Independent Financial Advisors, You Have a Marketing Budget, Right?

Independent Financial Advisors, You Have a Marketing Budget, Right?The Oechsli Institute recently conducted a study to examine the marketing spending of “elite” advisors, the majority of whom generated more than $1 million of revenue last year. The results indicated the majority of those elite advisors (57 percent) spend 4 percent or more of their gross revenues on marketing – $40,000 on marketing for every $1 million of revenue.This is notably far above the broad-based industry average found in most benchmarking studies (which is typically no more than 1 to 2 percent of revenues on marketing).


Marketing budgets are vital to every company. Having marketing or practice development plans define the firm’s target audience and key value propositions, while articulating their service offerings in a clear and compelling manner, are key components to success.


“This is not an advertising budget; it’s ‘relationship marketing.’ More akin to an expense account used strategically to schmooze existing affluent clients, referral partners, and prospects,” wrote Matt Oechsli, financial advisor coach and founder of the Oechsli Institute.

Financial advisors, in what Oechsli refers to as the “general population”, can learn some valuable marketing lessons from their elite counterparts.
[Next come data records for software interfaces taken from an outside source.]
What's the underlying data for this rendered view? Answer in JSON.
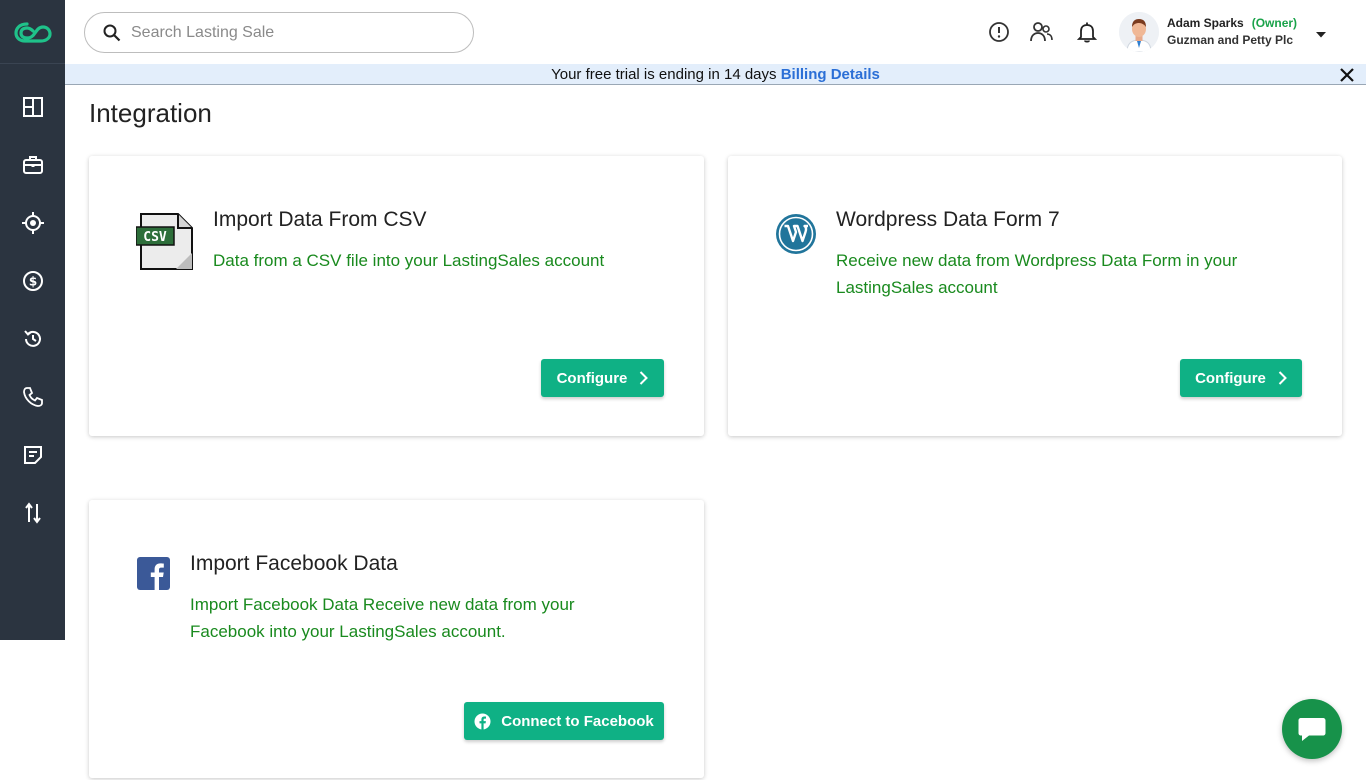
{
  "app": {
    "logo_icon": "lastingsales-logo-icon"
  },
  "sidebar": {
    "items": [
      {
        "icon": "dashboard-icon"
      },
      {
        "icon": "briefcase-icon"
      },
      {
        "icon": "target-icon"
      },
      {
        "icon": "dollar-icon"
      },
      {
        "icon": "history-icon"
      },
      {
        "icon": "phone-icon"
      },
      {
        "icon": "notes-icon"
      },
      {
        "icon": "transfer-icon"
      }
    ]
  },
  "header": {
    "search_placeholder": "Search Lasting Sale",
    "user": {
      "name": "Adam Sparks",
      "role": "(Owner)",
      "company": "Guzman and Petty Plc"
    }
  },
  "banner": {
    "text": "Your free trial is ending in 14 days",
    "link": "Billing Details"
  },
  "page": {
    "title": "Integration"
  },
  "cards": [
    {
      "title": "Import Data From CSV",
      "description": "Data from a CSV file into your LastingSales account",
      "button": "Configure",
      "icon": "csv-file-icon",
      "icon_text": "CSV"
    },
    {
      "title": "Wordpress Data Form 7",
      "description": "Receive new data from Wordpress Data Form in your LastingSales account",
      "button": "Configure",
      "icon": "wordpress-icon"
    },
    {
      "title": "Import Facebook Data",
      "description": "Import Facebook Data Receive new data from your Facebook into your LastingSales account.",
      "button": "Connect to Facebook",
      "icon": "facebook-icon"
    }
  ],
  "colors": {
    "sidebar": "#2b3440",
    "accent": "#0fb185",
    "desc_green": "#198a1e",
    "link_blue": "#2b6fd6",
    "banner_bg": "#e3eefb",
    "chat": "#17924a"
  }
}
Oechsli says financial advisors should budget between 2 to 10 percent of the gross revenue on marketing. He recommends newer advisors with lower production numbers consider investing closer to 10 percent. “This way, a $300,000 producer has a marketing budget of $30,000 and can do a lot more than with a $12,000 budget,” he wrote.
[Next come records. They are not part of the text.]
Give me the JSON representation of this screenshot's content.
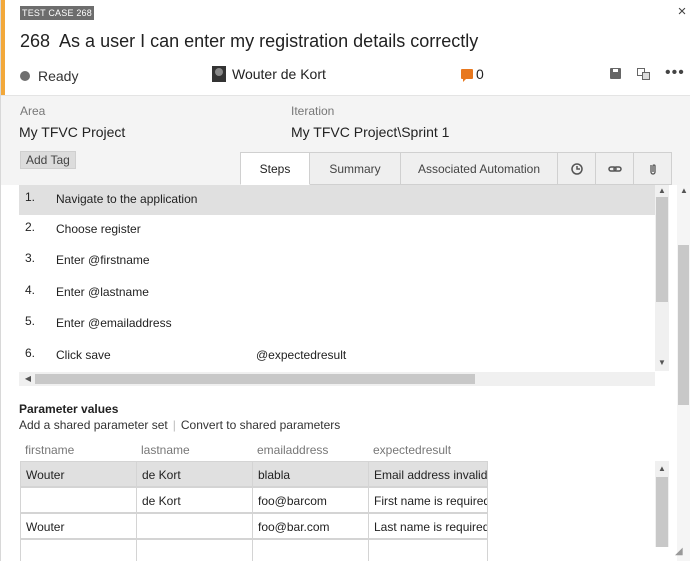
{
  "header": {
    "work_item_type": "TEST CASE 268",
    "id": "268",
    "title": "As a user I can enter my registration details correctly",
    "state": "Ready",
    "assigned_to": "Wouter de Kort",
    "comment_count": "0",
    "close_glyph": "×",
    "more_glyph": "•••",
    "accent_color": "#f2a83a"
  },
  "fields": {
    "area_label": "Area",
    "area_value": "My TFVC Project",
    "iteration_label": "Iteration",
    "iteration_value": "My TFVC Project\\Sprint 1",
    "add_tag_label": "Add Tag"
  },
  "tabs": [
    {
      "label": "Steps",
      "active": true
    },
    {
      "label": "Summary",
      "active": false
    },
    {
      "label": "Associated Automation",
      "active": false
    }
  ],
  "tab_icons": [
    "history-icon",
    "link-icon",
    "attachment-icon"
  ],
  "steps": [
    {
      "num": "1.",
      "action": "Navigate to the application",
      "expected": ""
    },
    {
      "num": "2.",
      "action": "Choose register",
      "expected": ""
    },
    {
      "num": "3.",
      "action": "Enter @firstname",
      "expected": ""
    },
    {
      "num": "4.",
      "action": "Enter @lastname",
      "expected": ""
    },
    {
      "num": "5.",
      "action": "Enter @emailaddress",
      "expected": ""
    },
    {
      "num": "6.",
      "action": "Click save",
      "expected": "@expectedresult"
    }
  ],
  "parameters": {
    "heading": "Parameter values",
    "add_shared_label": "Add a shared parameter set",
    "separator": "|",
    "convert_label": "Convert to shared parameters",
    "columns": [
      "firstname",
      "lastname",
      "emailaddress",
      "expectedresult"
    ],
    "rows": [
      [
        "Wouter",
        "de Kort",
        "blabla",
        "Email address invalid"
      ],
      [
        "",
        "de Kort",
        "foo@barcom",
        "First name is required"
      ],
      [
        "Wouter",
        "",
        "foo@bar.com",
        "Last name is required"
      ],
      [
        "",
        "",
        "",
        ""
      ]
    ]
  }
}
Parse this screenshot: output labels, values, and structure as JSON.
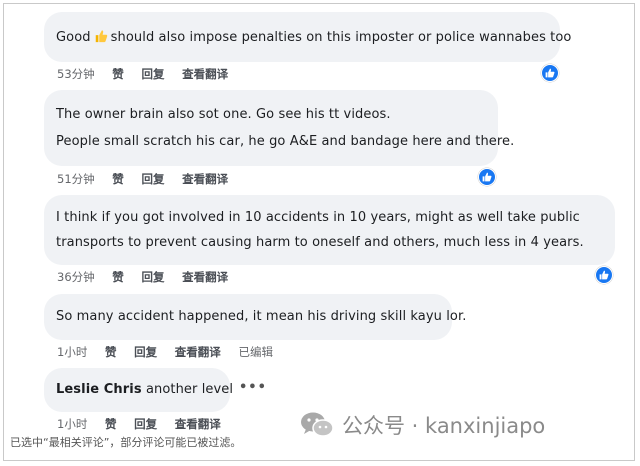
{
  "comments": [
    {
      "lines": [
        "Good",
        "should also impose penalties on this imposter or police wannabes too"
      ],
      "emoji_icon": "thumbs-up-emoji",
      "time": "53分钟",
      "like": "赞",
      "reply": "回复",
      "translate": "查看翻译",
      "edited": ""
    },
    {
      "lines": [
        "The owner brain also sot one. Go see his tt videos.",
        "People small scratch his car, he go A&E and bandage here and there."
      ],
      "time": "51分钟",
      "like": "赞",
      "reply": "回复",
      "translate": "查看翻译",
      "edited": ""
    },
    {
      "lines": [
        "I think if you got involved in 10 accidents in 10 years, might as well take public",
        "transports to prevent causing harm to oneself and others, much less in 4 years."
      ],
      "time": "36分钟",
      "like": "赞",
      "reply": "回复",
      "translate": "查看翻译",
      "edited": ""
    },
    {
      "lines": [
        "So many accident happened, it mean his driving skill kayu lor."
      ],
      "time": "1小时",
      "like": "赞",
      "reply": "回复",
      "translate": "查看翻译",
      "edited": "已编辑"
    },
    {
      "author": "Leslie Chris",
      "lines": [
        "another level"
      ],
      "time": "1小时",
      "like": "赞",
      "reply": "回复",
      "translate": "查看翻译",
      "edited": ""
    }
  ],
  "more_icon": "more-dots-icon",
  "like_badge_icon": "like-reaction-icon",
  "footnote": "已选中“最相关评论”，部分评论可能已被过滤。",
  "watermark": {
    "text": "公众号 · kanxinjiapo",
    "icon": "wechat-logo-icon"
  },
  "colors": {
    "bubble": "#f0f2f5",
    "like_blue": "#1877f2",
    "meta": "#65676b"
  }
}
What should marketing dollars be spent on if you’re trying to grow your business? Oechsli suggests ideas like social events in your community that might attract your affluent clients, potential prospects, and referral partners; charitable events or fundraisers that align with your target clientele; fun/intimate events you can host; social lunch and/or dinner; and sending “surprise” gifts to prospects and clients, such as birthday and anniversary gifts, special occasions, etc., to reinforce the relationship.

Few advisors – elite or otherwise – actually track all the information needed to make sure their marketing dollars are doing what they need to do. Make it a habit to revisit your marketing expenses from the previous year, develop your relationship marketing plan and budget accordingly. Tracking numbers, experimenting, and tweaking the process will help improve results and show you what you need to do to meet the numbers. Treat this like a business and make sure your investment is giving you a good return.

For more information on Summit Brokerage Services, visit or contact us at (800) 354-5528.

Summit Brokerage Services is a member of Cetera Financial Group, RCS Capital Corporation’s (NYSE: RCAP) retail investment advice platform.

This blog and website are for informational, educational and discussion purposes only, and the owner of this blog makes no representations as to the accuracy or completeness of any information on this site or found by following any link on this site. Summit Brokerage Services, Inc., Summit Financial Group Inc., and any of their affiliated entities and principals are not a law firms or an accounting firms, or substitutes for an attorney or accountant. Although topics may be discussed on this blog that may involve legal, accounting, or investment issues, nothing on this blog shall be deemed to constitute the practice of law, legal advice, investment advice, and/or tax advice. Summit Brokerage Services, Inc., and its affiliates do not, and cannot provide any kind of advice, explanation, opinion, or recommendation about possible legal rights, remedies, defenses, options, selection of forms or strategies. The content on this blog is “as is” and carries no warranties. You should consult an experienced professional regarding tax consequences of specific transactions.

No reader should act in reliance on anything discussed in this blog without prior consultation with a licensed professional who is qualified to evaluate the reader’s individual facts and circumstances and offer an informed professional opinion with respect thereto. If any reader takes action or makes decisions based solely on the information on this blog without prior consultation with a qualified, licensed professional, the reader does so at his or her own risk and agrees that Summit shall have no liability resulting from such unilateral action or decisions by the reader.

Summit makes every effort to provide accurate and truthful information in its posts on this blog, but in no way expressly or impliedly warrants or guarantees the accuracy of its postings and/or the information posted here by others. All information is believed to be from reliable sources, however we make no representation as to its completeness or accuracy.

Summit may, on occasion, post links to information maintained on other websites. Such links and the information thereon are not under Summit’s control.  The mere appearance of a link to a third party site does not mean that Summit has undertaken a review or approval of the link and/or its contents.  Readers must treat information from third party links at the reader’s own risk, and Summit accepts no liability with respect to such third party information. Please note that the third party’s privacy policy and security practices may differ from Summit Brokerage Services, Inc., Summit Financial Group, Inc. and its subsidiaries’ standards. We assume no responsibility for nor do we control, endorse or guarantee any aspect of your use of the linked site.

Stay Connected

Subscribe to Summit Brokerage

Personalized Industry Newsfeed For You

Thank you. You are now subscribed.


Thank you. We will get in touch with you shortly.